Brown's thick raspy lead tone nevertheless owes an obvious debt to Jimi Hendrix but his choice of gear sidesteps the more usual Strat and Marshall combination in favour of a more individual setup. His current amp of choice is a British-made Volt Amp Co Overdrive Super, which is based on the fabled – and ultra-rare - Dumble Overdrive Specials as used by Larry Carlton, Stevie Ray Vaughan and Robben Ford, to name but a few. The Overdrive Super combines simplicity with an outstanding build quality, plus a couple of cool features that Oli employs to help give his solos an extra edge, both in the studio and onstage. “It’s an amazing amp!” he enthuses, “I just love the clean sounds, it’s got lots of headroom and the overdrive is just fantastic!”
One of the favourite facilities on his amp is the pre-amp boost that bypasses the tone controls; the idea being it pushes the clean channel whilst retaining the amp’s natural depth and warmth. The pre-amp boost mode leaves just the channel volume and the master volume in play, with a switchable volume boost on hand to further enhance the preamp boost’s fat natural tone. The Volt shares stage space with a Blackstar HT Stage 60.
Like many discerning tone-hounds Oli is a fan of vintage guitars, amplifiers and effects “but they are very expensive”, so like many guitarists his current effects setup comprises high quality stomp boxes that still help him capture the vintage tones he loves.
As for guitars, you'll often find Brown toting a Tele, but just as likely a handbuilt Vanquish signature model, which sports a mahogany body and neck and a pair of P90s, played with a thumb-pick. As a major-league big Hendrix fan he uses a Roger Mayer Octavia - a quirky fuzz pedal that introduces an octave above the fundamental note - in conjunction with a Roger Mayer Voodoo Vibe for generating evocative ‘Machine Gun’ style Leslie style chorus effects. Other key elements on the Oli Brown pedalboard are a Black Cat Bee Buzz fuzz pedal - a replica of the original Roland Bee Baa fuzztone with improved circuitry that reduces the original unit’s propensity to produce excessive noise and thus improve the overall tone and an Xotic EP Booster, which Oli insists he leaves switched on all the time. “It’s an amazing pedal, hands down.” Oli says, “It adds so much character to the guitar, it seems to open all of the guitar frequencies ranges, it opens out the bottom and the top. It makes the guitar sound bigger and I love it for that reason alone. That pedal would go with me everywhere.” These are on a board along with a collection of contemporary faves which include pedals by T-Rex, Wampler and Boss.

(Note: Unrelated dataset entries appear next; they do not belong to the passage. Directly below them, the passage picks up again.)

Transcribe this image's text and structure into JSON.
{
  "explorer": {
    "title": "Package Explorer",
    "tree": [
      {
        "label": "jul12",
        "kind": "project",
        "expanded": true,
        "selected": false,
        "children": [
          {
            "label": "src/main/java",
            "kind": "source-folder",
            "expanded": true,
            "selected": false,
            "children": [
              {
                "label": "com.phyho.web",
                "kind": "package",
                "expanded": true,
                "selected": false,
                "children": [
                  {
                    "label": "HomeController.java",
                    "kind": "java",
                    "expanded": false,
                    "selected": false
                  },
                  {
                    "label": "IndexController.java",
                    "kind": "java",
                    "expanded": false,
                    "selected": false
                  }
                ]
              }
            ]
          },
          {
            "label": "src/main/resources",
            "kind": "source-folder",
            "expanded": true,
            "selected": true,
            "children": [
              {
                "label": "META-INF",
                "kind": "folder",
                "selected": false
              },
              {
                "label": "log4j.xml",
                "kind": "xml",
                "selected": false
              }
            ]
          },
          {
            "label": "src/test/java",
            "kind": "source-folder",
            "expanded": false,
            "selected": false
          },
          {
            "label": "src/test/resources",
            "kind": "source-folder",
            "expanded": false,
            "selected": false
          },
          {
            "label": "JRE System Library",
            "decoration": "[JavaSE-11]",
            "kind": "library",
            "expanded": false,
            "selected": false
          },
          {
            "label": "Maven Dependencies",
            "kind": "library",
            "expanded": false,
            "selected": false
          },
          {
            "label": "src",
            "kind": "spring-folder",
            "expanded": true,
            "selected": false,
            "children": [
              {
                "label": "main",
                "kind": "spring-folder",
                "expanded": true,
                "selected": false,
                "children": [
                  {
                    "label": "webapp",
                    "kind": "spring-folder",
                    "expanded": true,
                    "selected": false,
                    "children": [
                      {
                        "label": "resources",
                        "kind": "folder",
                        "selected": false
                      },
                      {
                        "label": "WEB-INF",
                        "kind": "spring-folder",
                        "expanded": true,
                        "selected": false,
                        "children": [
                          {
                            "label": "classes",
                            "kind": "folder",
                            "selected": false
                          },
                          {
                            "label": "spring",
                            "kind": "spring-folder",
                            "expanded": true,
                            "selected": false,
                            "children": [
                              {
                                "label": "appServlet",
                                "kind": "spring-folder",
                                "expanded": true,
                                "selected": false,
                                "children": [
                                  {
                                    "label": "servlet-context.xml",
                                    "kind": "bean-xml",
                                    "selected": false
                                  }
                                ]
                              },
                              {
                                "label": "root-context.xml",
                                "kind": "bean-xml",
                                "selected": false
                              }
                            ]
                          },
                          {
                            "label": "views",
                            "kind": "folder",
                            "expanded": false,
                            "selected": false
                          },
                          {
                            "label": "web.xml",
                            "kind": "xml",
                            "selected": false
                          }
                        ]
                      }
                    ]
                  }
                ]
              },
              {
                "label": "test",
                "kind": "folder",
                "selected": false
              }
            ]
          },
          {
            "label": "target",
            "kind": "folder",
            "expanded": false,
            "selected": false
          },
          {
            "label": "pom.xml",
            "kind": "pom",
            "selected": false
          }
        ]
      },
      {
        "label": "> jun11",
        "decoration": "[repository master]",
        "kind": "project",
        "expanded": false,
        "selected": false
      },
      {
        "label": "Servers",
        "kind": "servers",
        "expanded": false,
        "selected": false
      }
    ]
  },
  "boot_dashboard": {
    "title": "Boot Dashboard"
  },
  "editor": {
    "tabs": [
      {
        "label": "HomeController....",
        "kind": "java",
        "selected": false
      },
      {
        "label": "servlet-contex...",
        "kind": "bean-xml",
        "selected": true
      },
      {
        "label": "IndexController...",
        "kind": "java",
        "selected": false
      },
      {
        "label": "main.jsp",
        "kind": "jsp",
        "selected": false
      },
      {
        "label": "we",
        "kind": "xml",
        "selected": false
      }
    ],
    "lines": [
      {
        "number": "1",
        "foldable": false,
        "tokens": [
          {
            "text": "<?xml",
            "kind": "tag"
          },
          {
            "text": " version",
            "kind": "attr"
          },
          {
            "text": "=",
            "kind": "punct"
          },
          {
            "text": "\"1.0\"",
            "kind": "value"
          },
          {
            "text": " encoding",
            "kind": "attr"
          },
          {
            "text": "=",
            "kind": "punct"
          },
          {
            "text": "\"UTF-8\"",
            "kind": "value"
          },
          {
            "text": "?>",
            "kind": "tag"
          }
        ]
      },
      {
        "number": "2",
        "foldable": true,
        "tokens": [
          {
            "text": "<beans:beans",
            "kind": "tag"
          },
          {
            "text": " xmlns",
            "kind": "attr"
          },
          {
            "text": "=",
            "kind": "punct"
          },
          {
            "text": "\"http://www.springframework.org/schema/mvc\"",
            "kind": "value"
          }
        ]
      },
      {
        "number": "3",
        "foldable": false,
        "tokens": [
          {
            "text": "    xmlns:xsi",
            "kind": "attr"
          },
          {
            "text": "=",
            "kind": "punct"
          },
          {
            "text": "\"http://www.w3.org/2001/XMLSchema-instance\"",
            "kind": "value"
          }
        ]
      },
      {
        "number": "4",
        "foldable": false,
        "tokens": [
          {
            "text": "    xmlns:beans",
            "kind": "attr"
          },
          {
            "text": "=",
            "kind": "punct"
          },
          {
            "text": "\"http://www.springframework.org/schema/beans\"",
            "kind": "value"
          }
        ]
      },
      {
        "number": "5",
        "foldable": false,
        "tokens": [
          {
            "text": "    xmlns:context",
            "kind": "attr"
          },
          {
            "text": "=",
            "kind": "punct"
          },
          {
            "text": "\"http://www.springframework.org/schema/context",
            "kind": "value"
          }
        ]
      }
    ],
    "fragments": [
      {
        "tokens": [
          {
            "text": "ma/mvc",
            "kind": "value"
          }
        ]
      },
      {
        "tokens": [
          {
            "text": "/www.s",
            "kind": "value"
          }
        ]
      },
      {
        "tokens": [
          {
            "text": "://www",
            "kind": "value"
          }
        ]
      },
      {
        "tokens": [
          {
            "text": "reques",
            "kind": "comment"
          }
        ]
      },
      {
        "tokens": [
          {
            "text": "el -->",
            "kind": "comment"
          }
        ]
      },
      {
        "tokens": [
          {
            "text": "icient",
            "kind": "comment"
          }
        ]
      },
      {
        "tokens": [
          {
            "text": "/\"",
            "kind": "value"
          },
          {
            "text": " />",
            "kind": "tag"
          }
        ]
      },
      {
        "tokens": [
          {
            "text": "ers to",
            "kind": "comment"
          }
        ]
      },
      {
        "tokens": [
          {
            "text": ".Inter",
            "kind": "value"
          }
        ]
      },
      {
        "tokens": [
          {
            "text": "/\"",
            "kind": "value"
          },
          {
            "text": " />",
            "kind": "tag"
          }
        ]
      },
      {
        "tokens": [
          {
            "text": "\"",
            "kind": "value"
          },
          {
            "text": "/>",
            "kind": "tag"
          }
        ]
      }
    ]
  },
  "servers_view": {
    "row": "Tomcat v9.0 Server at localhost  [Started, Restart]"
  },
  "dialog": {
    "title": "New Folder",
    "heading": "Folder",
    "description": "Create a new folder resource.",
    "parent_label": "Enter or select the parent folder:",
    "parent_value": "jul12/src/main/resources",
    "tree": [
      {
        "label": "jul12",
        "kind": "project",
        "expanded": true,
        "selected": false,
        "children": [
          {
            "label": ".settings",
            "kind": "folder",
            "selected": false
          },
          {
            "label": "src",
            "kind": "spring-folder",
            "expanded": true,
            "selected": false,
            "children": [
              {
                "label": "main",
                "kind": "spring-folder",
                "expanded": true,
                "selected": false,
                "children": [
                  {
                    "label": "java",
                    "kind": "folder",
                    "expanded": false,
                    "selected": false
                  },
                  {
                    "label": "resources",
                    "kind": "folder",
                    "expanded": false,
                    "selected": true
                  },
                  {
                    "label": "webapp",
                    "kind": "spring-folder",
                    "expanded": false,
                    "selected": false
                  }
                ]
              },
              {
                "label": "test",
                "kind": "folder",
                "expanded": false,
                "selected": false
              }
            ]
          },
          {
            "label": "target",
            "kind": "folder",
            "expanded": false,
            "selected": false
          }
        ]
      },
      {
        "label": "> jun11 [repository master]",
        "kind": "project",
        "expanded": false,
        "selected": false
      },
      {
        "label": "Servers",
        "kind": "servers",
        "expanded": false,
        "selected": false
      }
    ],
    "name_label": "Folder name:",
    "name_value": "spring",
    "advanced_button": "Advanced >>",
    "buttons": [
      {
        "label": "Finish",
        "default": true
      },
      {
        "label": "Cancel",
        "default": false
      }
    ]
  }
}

It's always premature to write off the Blues as a living force for guitarists and it looks like, thanks to a new generation of players like Oli Brown, that's its time is coming round again.